by Kochise on Thu 10th May 2012 04:22 UTC in reply to "RE[4]: Comment by Drumhellar"
Kochise
Member since:
2006-03-03

It's notabout trolling, it's about which OS performs better for the average user. If Windows and OS X suceeded in this area, it's because these are more user friendly (copy/paste, gui, etc...) however you still need "bricks" to improve the experience.

Kochise

Reply Parent Score: 2

RE[6]: Comment by Drumhellar
by Alfman on Thu 10th May 2012 07:03 in reply to "RE[5]: Comment by Drumhellar"
Alfman Member since:
2011-01-28

Kochise,

...and I assert that someone with little to no computer experience would have a roughly equal learning curve doing basic tasks like browsing the web, checking email, basic document editing on any of these operating systems. This was the demographic you brought up in your original post to which I was responding.

The "average" computer user already has multiple years of experience, however that experience tends to be windows-centric. I won't deny it is true that someone with a significant windows background will clearly have alot of stuff to relearn on linux, especially when it comes to doing more advanced things. Just don't overlook my point that the opposite would be true too. Anyway it's not my intention to get into a pointless debate about one being better for everyone.

I just wanted to correct the impression that linux is harder for beginners to use than windows, it is not. The reason I don't recommend linux for everyone has nothing to do with it being difficult, but rather because it can be an alienating experience in a windows dominated world. You need to be more self driven than a typical windows user. Most of us already have to use windows for our jobs. Linux users will need to find alternatives to the software that friends & co-workers use. Most vendors don't support linux at all, so allot of software and games are going to be unavailable. In short: if you are a sheep, then linux is not for you.

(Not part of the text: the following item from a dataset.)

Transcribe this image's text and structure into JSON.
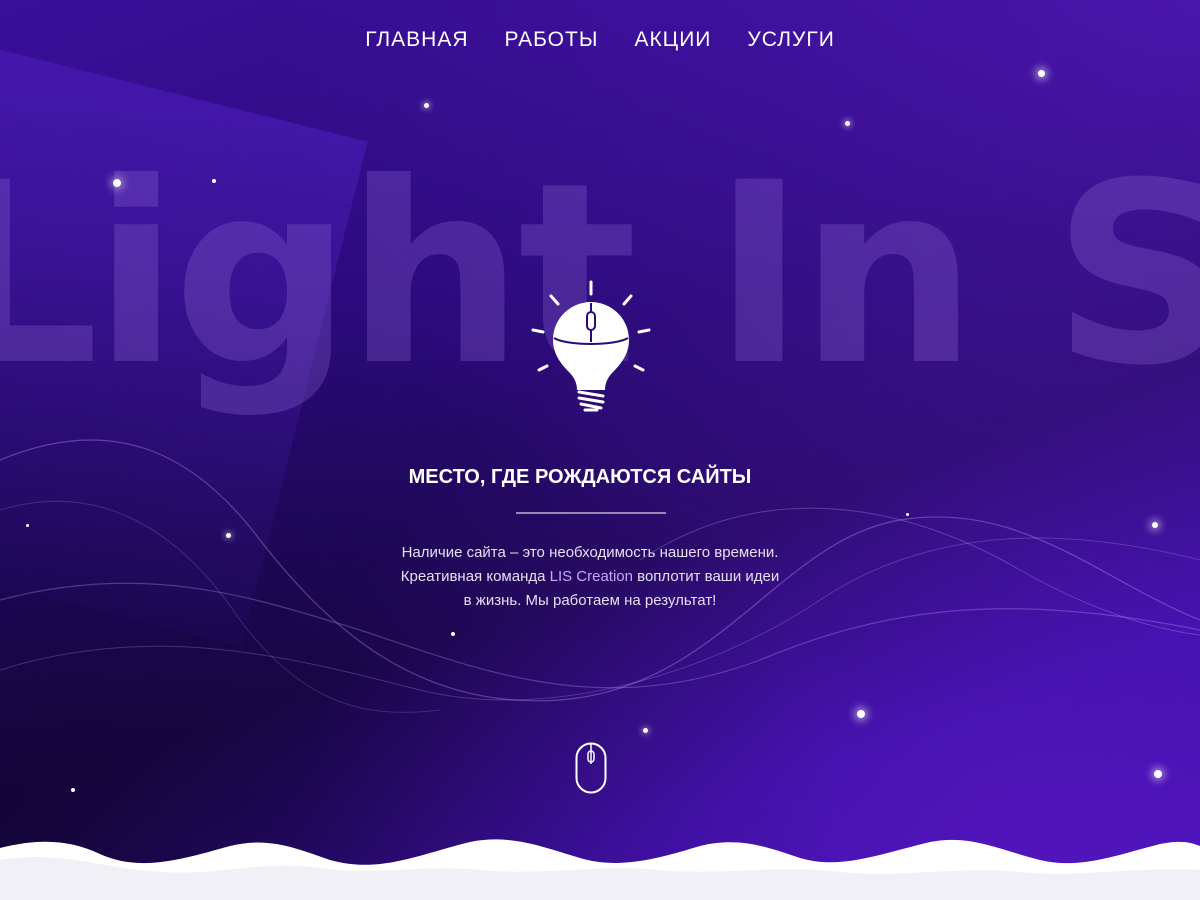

If you are an adventurer and don't mind making your own path, then linux has a lot to offer.

Reply Parent Score: 2

RE[7]: Comment by Drumhellar
by Kochise on Thu 10th May 2012 07:37 in reply to "RE[6]: Comment by Drumhellar"
Kochise Member since:
2006-03-03

And my first point was not Linux (vs. the rest of the world) since it was lego-style OS that cannot even provide a coherent user experience without being added with loads of plugin and replacement parts, when you pay a severe amount of money just to get a fancy task manager and file explorer (to make the picture simple)

Kochise

Reply Parent Score: 2